Rationale: The Packers have always believed in the principle of “draft and develop” and nothing epitomizes that more than at the quarterback position. Aaron Rodgers sat behind Brett Favre for 3 seasons before becoming the starter, Matt Flynn sat behind Aaron Rodgers for 3 seasons before becoming a starter (presumably in Seattle) and Graham Harrell has sat 2 seasons behind Rodgers and Flynn and now has a chance to take over as the #2 quarterback. B.J. Coleman becomes the next quarterback on the ladder, and again is another low-risk, high-reward pick by Thompson since Coleman likely fell due to shoulder injury he sustained during his senior season.

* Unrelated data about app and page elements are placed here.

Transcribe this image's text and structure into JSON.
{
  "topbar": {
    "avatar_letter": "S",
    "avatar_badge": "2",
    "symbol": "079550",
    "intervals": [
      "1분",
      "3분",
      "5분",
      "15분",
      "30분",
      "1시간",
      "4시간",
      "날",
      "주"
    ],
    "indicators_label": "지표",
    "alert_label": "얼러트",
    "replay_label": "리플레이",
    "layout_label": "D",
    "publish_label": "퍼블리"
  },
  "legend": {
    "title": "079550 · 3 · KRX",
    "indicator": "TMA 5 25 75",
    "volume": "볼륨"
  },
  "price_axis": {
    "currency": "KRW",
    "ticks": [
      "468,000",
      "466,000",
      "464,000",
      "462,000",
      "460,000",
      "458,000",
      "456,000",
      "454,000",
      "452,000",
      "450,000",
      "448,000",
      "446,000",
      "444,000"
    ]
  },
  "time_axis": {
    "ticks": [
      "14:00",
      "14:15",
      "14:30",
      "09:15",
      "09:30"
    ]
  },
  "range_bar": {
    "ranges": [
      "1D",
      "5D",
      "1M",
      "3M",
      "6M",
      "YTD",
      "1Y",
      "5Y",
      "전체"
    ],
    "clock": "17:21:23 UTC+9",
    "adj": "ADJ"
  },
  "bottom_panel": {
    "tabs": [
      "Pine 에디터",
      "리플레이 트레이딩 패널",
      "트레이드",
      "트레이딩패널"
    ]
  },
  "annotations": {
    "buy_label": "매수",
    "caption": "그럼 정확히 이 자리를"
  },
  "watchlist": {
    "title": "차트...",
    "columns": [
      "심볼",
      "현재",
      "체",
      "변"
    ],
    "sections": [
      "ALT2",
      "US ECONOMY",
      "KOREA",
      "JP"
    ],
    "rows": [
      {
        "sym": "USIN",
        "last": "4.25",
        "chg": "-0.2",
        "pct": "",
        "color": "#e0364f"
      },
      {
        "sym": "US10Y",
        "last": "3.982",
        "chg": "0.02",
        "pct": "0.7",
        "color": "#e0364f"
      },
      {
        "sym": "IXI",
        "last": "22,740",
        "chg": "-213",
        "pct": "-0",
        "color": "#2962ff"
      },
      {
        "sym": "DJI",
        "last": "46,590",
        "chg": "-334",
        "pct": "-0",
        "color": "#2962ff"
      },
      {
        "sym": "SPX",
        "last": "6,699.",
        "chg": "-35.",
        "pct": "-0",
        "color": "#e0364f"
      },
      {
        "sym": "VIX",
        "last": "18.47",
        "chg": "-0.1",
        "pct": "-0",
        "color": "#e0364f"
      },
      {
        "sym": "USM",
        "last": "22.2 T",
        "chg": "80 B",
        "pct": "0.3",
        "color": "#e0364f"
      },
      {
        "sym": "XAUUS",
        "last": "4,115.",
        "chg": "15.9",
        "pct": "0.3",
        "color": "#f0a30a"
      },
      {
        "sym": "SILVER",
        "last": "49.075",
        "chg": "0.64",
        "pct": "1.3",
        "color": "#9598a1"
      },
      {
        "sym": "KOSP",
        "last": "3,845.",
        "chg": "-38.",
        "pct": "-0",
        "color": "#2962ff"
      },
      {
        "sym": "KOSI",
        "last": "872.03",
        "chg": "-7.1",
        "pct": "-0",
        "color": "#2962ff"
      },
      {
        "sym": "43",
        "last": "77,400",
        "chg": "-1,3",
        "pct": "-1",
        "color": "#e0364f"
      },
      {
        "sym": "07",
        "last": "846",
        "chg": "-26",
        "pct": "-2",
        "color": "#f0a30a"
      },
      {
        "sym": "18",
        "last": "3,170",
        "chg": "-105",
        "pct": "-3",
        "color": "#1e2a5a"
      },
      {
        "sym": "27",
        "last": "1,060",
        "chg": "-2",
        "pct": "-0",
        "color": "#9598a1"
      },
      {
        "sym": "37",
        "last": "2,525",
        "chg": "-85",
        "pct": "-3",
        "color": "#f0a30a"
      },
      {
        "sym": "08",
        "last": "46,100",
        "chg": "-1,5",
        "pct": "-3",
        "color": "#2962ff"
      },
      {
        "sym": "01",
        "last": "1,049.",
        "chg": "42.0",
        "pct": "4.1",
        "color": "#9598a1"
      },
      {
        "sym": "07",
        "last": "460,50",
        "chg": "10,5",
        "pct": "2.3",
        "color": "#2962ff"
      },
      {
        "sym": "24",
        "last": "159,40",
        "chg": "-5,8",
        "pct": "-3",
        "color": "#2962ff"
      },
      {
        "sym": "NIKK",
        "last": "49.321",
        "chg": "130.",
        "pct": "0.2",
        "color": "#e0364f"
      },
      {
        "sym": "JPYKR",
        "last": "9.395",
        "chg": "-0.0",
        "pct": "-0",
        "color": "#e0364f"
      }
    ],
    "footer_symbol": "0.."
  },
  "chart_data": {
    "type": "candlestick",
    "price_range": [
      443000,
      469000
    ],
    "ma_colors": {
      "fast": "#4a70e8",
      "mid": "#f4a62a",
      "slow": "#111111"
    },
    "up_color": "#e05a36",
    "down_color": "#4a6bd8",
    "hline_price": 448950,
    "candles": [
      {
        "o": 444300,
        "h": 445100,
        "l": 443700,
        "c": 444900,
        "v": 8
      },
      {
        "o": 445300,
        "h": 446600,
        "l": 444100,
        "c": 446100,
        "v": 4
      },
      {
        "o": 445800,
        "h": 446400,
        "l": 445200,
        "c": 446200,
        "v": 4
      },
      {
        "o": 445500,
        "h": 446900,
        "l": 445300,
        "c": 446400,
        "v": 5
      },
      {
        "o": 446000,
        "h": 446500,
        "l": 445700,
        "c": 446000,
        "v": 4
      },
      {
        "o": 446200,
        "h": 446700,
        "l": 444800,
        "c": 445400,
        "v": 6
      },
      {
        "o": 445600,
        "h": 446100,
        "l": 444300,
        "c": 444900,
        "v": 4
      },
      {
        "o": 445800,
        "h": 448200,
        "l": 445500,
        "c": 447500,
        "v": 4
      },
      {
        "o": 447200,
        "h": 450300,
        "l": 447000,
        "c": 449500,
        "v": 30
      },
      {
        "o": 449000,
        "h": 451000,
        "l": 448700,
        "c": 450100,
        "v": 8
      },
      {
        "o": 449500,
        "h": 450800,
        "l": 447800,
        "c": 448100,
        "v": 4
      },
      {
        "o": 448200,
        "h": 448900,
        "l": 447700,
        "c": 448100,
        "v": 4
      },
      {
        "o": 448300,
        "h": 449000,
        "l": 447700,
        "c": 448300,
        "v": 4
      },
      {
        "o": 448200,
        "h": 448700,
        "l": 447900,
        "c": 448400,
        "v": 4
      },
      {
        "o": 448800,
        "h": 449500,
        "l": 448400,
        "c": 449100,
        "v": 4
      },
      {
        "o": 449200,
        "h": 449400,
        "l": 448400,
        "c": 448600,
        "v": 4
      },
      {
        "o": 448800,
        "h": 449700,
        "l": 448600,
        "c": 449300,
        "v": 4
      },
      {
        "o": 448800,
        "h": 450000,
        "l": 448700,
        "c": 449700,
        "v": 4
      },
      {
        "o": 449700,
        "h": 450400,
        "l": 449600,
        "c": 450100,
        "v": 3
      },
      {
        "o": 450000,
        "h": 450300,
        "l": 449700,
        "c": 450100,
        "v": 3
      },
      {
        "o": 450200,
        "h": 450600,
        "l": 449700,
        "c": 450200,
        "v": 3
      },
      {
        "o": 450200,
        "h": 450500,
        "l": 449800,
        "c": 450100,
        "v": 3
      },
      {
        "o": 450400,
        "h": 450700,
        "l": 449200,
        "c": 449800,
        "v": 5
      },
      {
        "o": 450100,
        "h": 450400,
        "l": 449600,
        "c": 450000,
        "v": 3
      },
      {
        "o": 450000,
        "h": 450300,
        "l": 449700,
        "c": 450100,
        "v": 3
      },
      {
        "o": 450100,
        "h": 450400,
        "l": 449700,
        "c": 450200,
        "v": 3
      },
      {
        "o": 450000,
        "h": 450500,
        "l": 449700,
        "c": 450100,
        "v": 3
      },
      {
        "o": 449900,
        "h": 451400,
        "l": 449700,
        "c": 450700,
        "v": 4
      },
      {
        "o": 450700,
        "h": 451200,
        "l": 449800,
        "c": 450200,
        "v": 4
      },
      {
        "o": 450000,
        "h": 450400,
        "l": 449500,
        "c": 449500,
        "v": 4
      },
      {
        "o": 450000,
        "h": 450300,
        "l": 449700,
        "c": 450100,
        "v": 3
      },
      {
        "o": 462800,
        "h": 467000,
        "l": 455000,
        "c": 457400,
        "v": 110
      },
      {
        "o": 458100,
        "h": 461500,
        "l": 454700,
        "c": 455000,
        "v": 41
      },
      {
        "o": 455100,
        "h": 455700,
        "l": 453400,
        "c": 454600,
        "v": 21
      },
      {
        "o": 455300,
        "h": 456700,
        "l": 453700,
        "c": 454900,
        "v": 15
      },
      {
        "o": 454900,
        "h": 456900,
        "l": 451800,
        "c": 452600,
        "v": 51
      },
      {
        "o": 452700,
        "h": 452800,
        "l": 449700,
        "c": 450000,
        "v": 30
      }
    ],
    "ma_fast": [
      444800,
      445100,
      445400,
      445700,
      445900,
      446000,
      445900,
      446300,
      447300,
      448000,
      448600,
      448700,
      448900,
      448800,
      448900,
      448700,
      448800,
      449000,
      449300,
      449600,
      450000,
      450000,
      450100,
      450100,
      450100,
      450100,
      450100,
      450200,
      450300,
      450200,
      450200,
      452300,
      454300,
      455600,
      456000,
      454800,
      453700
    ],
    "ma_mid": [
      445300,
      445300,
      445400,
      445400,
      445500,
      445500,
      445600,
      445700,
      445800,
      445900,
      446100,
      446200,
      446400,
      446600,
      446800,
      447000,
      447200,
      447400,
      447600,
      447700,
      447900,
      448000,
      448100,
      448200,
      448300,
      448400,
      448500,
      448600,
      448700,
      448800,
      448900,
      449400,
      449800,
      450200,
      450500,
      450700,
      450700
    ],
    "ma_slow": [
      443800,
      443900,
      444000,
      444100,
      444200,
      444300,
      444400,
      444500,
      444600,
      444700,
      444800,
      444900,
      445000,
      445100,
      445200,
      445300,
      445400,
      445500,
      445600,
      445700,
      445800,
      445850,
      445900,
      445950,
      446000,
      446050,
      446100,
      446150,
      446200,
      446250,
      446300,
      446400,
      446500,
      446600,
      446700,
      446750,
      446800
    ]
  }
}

One way or another either Coleman or Harrell will likely be the backup to Rodgers next season, with the other likely spending time as the “3rd quarterback” stashed on the practice squad (and going along with the current trend in the NFL, only two quarterbacks will likely be kept on the active roster). My assumption is that Harrell will likely win the spot, not only does he have way more experience with the Packers offense than Coleman, but Harrell also impressed during the pre-season last year and I would think that the fact that the Packers did not sign serious competition for Harrell likely means that they are happy with Harrell’s development so far. On the negative side, if Coleman is kept over Harrell, Harrell likely will not stay on the practice squad; Harrell already has turned down offers from other teams to stay with the Packers (and was rewarded by landing a roster spot near the end of the season), but Harrell is near the end of the 3 season practice squad maximum, so he needs to make an impact now. Unfortunately, Harrell is also in the last year of his contract, so if Harrell does end up lighting it up like Flynn did in his last year, the Packers may be in the same spot again in 2013. The Packers do have one advantage over Harrell that they didn’t have with Flynn is that Harrell will be a restricted free agent, so it’s likely that Harrell will be here for at least another 2 years.——————
Thomas Hobbes is a staff writer for Jersey Al’s AllGreenBayPackers.com.